Like many of Errol Morris’s subjects, Joyce McKinney, the “star” of his most recent documentary, Tabloid, has a fascinating screen presence, playing on an earnestness that may be a mask for a more troubling pattern of obsessive behavior, while offering turns of phrases that only a former southern beauty queen could make believable. When asked at one point whether a woman could rape a man, she comments that “it would be like putting a marshmallow in a parking meter.” For those who are unfamiliar with McKinney, she was a one-time beauty queen who notorious became involved in what was known as “the case of the manacled Mormon,” a story that was widely discussed in the British tabloids and involved, depending on who you believe, McKinney traveling to England to stalk, kidnap, and even rape an ex-boyfriend, Kirk Anderson, or the boyfriend getting whisked away and brainwashed by a secretive religious cult, with McKinney heroically trying to rescue him.
McKinney’s descriptions of her life–and the gossip reports that catapulted her to tabloid stardom for several years–become the fodder for several of Morris’s most significant pre-occupations, most notably the difficulties of resolving competing narratives. Is McKinney the innocent woman she portrays when she protests that she was a virgin when she slept with Kirk for the first time? Or is she the high-priced escort who posed nude and in bondage gear for dozens of underground men’s magazines? Or is the truth somewhere in between? As Morris notes, in this interview with Anthony Kaufman, it’s almost impossible to tease out the full truth of what happened, based on all of the conflicting accounts we are given. A private pilot tells us that McKinney hired him and a bodyguard to travel to England to track down Anderson. McKinney doesn’t deny this, emphatically stating, “I did what any girl would do [after he 'disappeared']–look for him.” But the pilot adds the detail that she asked him while posing nude on the beach for a gaggle of photographers. When she travels to England, it’s either a rescue or a kidnapping. McKinney remembers Kirk going voluntarily, enjoying the cinnamon oil back rubs, while court testimony suggests that McKinney chained him to the bed.
Naturally, these lurid details and McKinney’s quirky public performances make her story irresistible for the British tabloids.
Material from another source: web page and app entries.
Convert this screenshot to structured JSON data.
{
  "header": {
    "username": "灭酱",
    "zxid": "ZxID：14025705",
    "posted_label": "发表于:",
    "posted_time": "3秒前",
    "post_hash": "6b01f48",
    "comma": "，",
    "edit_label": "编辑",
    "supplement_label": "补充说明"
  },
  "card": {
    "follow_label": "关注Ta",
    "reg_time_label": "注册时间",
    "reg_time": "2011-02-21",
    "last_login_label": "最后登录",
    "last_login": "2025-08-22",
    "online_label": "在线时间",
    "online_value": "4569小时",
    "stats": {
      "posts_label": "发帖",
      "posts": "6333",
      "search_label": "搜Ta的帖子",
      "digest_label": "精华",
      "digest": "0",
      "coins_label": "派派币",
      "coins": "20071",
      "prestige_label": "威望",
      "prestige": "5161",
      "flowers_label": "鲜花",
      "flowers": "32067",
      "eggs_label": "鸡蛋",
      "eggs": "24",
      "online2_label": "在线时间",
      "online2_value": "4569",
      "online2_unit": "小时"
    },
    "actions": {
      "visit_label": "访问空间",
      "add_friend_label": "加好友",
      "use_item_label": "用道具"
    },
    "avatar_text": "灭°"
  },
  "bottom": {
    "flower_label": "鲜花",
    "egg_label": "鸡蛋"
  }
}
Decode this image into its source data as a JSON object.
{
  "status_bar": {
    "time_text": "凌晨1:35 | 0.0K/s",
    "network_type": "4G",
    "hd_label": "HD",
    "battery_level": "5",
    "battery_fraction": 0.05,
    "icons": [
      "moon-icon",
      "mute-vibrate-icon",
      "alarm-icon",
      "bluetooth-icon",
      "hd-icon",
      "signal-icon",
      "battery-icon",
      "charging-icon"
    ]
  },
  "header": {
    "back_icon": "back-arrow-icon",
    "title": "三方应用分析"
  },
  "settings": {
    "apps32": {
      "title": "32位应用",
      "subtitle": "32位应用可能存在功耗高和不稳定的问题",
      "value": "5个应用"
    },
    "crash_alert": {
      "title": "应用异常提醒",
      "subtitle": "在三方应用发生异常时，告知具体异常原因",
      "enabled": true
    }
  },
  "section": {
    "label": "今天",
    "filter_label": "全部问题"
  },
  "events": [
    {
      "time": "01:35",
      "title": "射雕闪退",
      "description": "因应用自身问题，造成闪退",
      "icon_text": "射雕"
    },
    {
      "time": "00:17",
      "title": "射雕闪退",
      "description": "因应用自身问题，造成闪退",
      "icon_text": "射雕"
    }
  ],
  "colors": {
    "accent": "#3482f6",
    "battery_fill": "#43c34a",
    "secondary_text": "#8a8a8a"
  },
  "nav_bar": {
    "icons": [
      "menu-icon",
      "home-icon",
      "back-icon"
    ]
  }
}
One Express reporter acknowledges that she was paid 40,000 pounds for her story and then describes a bizarre story in which Joyce, having skipped bail, meets the reporter at the Atlanta Airport Hilton with a companion wearing a disguise to make her appear to be an Indian woman “from Calcutta.” Meanwhile, a rival tabloid, The Daily Mirror manages to obtain hundreds of pictures of McKinney nude or in bondage gear, along with advertisements inviting sexual services. An acquaintance of McKinney’s confirms some details, and other photographers remember her, primarily because she was always accompanied by her pet dog, Millie.
Throughout the film, these questions about media sensationalism and Joyce’s own relationship to the tabloid press remain unresolvable. McKinney claims to have developed agoraphobia and complains about being stalked by paparazzi even years after her story left the tabloids, and yet, years later, she makes a dramatic return to the media fray when she spends thousands of dollars to get her beloved dog, Booger, cloned by a South Korean doctor. Morris isn’t afraid to dive into the lurid details here. As he himself puts it (in a statement quoted at Full Frame), the film is a return to “one of his favorite genres: sick, sad, and funny.” In places, in fact, the film seems to risk complicity with the tabloids in perpetuating the virgin/whore opposition that is used so often in the portrayal of women in the media, with McKinney serving as a slightly more predecessor to someone like Britney Spears. But I think that Morris is going after something deeper here. The film is a meditation on how we get a handle on the truth about ourselves and about the world around us, how the tabloids shape the news and engage our attention. As McKinney herself puts it at one point, “you can tell a lie long enough ’til you believe it.”